● What is needed: Your answer is a copy of every line in the records where "true" appears.

● Data extract:
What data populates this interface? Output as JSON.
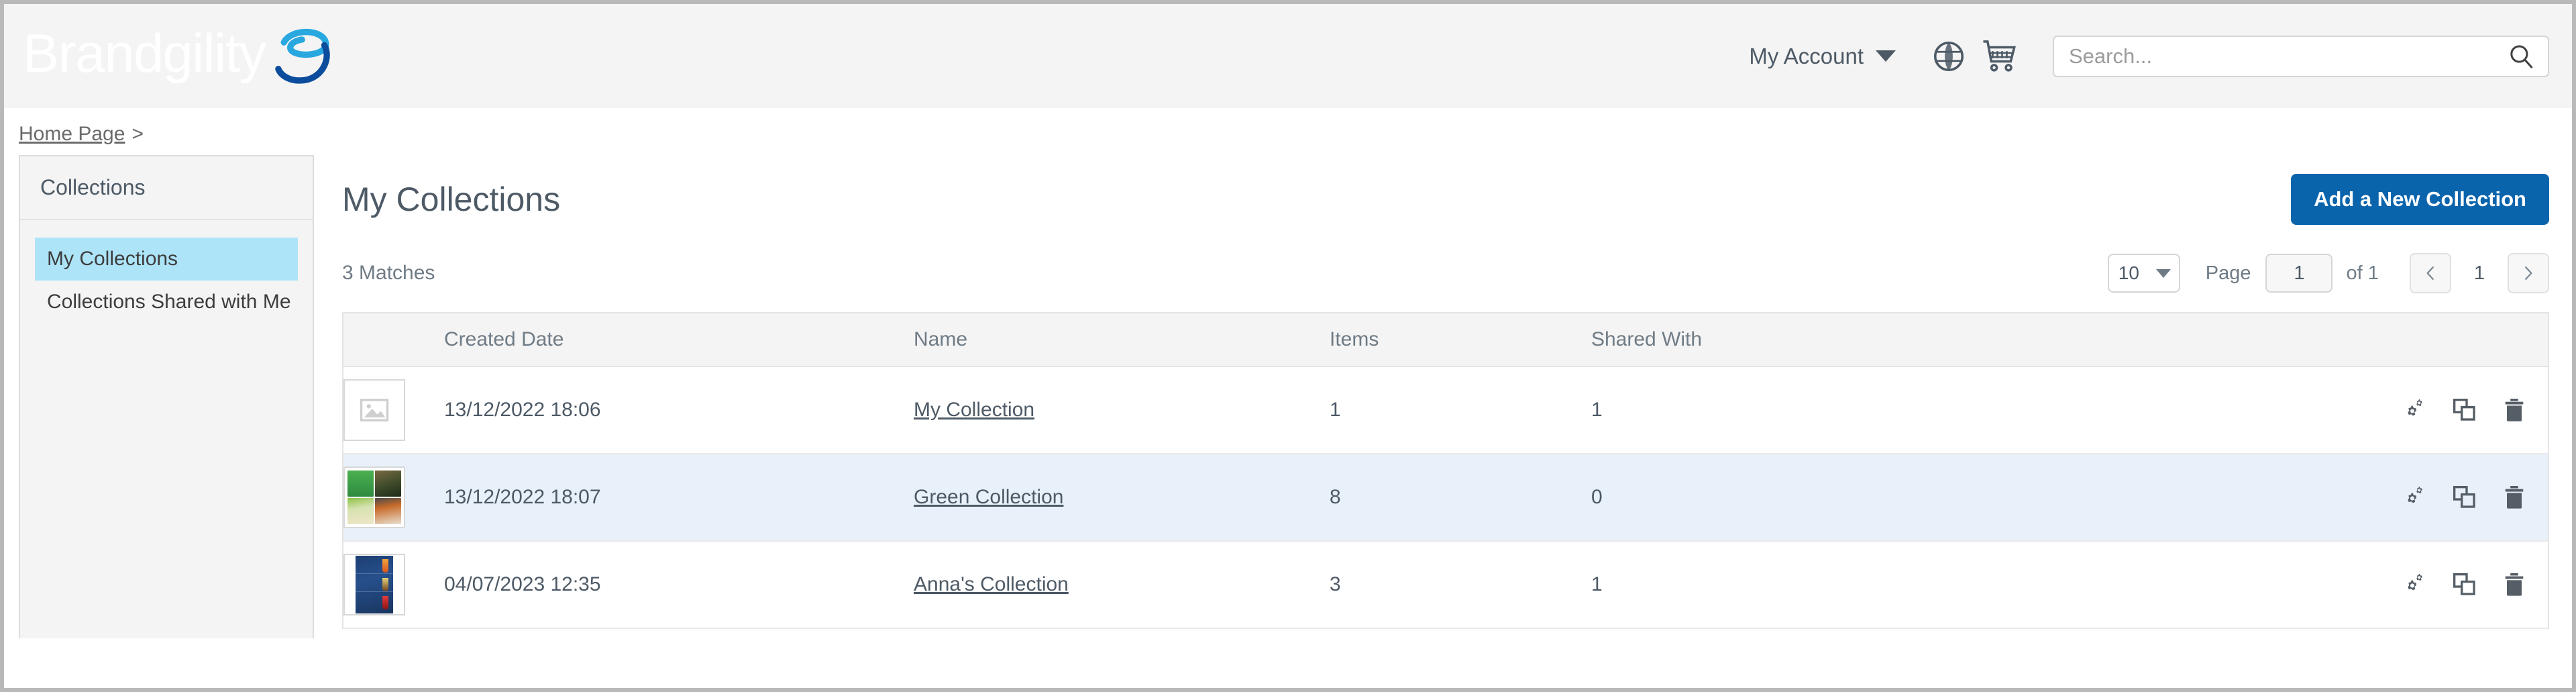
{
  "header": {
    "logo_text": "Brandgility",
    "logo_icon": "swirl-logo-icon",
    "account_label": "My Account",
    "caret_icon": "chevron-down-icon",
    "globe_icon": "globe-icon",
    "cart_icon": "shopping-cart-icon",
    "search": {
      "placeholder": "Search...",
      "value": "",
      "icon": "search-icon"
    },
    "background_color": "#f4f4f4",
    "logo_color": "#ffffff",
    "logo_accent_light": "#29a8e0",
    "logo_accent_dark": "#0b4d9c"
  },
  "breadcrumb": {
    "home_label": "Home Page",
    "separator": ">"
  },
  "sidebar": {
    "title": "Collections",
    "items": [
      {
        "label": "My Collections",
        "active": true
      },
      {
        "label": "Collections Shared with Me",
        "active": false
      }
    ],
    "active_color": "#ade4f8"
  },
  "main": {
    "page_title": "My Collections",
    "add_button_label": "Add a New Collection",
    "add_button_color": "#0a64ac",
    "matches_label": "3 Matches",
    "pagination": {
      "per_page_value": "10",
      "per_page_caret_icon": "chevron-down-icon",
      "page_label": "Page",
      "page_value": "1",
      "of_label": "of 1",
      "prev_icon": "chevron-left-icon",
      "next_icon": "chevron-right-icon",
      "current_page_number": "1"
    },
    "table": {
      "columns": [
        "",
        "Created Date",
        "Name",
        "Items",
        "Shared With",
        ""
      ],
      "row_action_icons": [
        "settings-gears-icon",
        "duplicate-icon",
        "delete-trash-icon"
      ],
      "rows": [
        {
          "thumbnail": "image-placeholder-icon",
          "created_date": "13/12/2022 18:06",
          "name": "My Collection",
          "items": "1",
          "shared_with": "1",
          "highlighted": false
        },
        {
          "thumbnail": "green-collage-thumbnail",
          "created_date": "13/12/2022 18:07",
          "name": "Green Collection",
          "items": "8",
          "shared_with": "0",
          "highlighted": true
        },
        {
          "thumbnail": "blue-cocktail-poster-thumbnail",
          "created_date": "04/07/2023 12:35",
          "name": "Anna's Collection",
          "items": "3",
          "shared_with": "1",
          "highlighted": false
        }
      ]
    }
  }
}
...
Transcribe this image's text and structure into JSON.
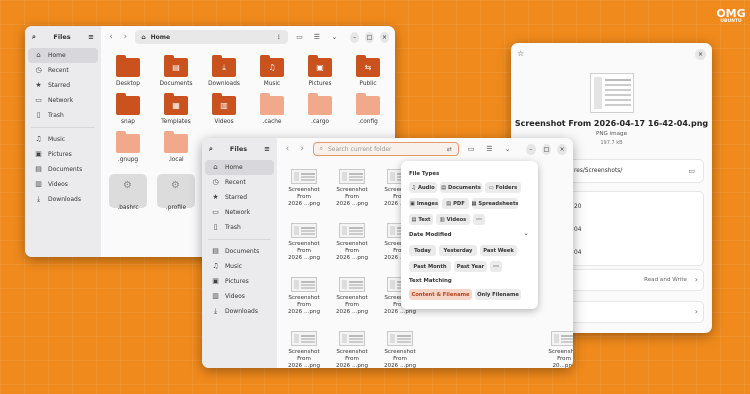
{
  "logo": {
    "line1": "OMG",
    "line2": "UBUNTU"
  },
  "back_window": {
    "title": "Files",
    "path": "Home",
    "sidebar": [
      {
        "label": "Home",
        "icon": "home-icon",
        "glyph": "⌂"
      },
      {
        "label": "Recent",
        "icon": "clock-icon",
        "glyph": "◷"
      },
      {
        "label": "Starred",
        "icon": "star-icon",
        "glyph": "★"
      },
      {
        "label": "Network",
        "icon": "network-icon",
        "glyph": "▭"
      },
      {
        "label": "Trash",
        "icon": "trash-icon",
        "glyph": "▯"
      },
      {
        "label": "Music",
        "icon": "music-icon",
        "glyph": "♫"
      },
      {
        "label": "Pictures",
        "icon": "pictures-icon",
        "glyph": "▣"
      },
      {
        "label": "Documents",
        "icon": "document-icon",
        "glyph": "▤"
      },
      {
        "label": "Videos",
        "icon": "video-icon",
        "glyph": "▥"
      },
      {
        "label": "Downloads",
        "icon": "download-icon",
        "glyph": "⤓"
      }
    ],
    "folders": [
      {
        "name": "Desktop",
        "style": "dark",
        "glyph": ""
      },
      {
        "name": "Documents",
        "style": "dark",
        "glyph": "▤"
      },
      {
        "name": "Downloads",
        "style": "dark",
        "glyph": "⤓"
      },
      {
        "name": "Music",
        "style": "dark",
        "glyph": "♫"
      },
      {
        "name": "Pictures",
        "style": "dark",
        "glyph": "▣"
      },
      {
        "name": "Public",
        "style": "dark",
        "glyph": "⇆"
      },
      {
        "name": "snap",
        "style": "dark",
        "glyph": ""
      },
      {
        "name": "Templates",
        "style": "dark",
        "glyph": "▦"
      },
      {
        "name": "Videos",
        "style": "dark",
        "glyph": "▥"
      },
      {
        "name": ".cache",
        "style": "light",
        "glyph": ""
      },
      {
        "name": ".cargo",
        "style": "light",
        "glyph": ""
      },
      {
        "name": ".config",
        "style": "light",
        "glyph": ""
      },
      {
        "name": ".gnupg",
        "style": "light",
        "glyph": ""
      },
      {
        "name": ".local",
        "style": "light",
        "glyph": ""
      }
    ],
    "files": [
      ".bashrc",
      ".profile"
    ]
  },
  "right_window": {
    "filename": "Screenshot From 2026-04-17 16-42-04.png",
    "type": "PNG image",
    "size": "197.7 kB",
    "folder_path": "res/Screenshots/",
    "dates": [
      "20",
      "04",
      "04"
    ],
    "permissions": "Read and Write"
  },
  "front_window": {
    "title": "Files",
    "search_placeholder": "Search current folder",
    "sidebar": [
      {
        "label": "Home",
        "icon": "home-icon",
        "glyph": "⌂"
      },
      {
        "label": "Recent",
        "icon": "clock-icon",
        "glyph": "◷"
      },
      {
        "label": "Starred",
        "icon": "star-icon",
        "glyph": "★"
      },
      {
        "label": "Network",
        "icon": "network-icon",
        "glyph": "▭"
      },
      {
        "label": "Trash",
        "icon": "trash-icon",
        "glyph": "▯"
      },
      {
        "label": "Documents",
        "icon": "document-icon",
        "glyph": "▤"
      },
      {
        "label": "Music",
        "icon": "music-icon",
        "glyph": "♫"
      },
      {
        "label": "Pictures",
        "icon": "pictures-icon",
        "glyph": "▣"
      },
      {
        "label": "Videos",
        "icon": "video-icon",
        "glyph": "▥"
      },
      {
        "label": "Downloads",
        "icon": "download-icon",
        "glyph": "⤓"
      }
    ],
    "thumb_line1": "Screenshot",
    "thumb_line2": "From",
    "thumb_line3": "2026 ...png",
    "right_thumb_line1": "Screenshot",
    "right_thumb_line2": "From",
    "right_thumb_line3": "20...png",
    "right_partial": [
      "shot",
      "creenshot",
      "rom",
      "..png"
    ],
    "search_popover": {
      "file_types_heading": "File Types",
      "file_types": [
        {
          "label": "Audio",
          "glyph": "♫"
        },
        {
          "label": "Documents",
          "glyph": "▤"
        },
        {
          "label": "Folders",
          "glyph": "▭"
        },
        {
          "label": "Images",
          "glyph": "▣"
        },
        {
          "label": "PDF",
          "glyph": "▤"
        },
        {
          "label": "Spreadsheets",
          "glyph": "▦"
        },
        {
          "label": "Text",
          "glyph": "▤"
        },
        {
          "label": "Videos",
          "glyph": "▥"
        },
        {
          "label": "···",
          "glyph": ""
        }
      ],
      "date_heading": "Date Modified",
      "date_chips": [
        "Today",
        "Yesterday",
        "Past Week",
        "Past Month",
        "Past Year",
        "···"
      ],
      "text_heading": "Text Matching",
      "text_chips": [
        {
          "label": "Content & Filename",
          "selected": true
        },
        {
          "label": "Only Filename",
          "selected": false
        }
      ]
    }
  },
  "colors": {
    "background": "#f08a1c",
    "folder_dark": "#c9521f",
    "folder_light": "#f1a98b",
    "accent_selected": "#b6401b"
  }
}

● Task result:
        "active": true
          "highlighted": true
          "selected": true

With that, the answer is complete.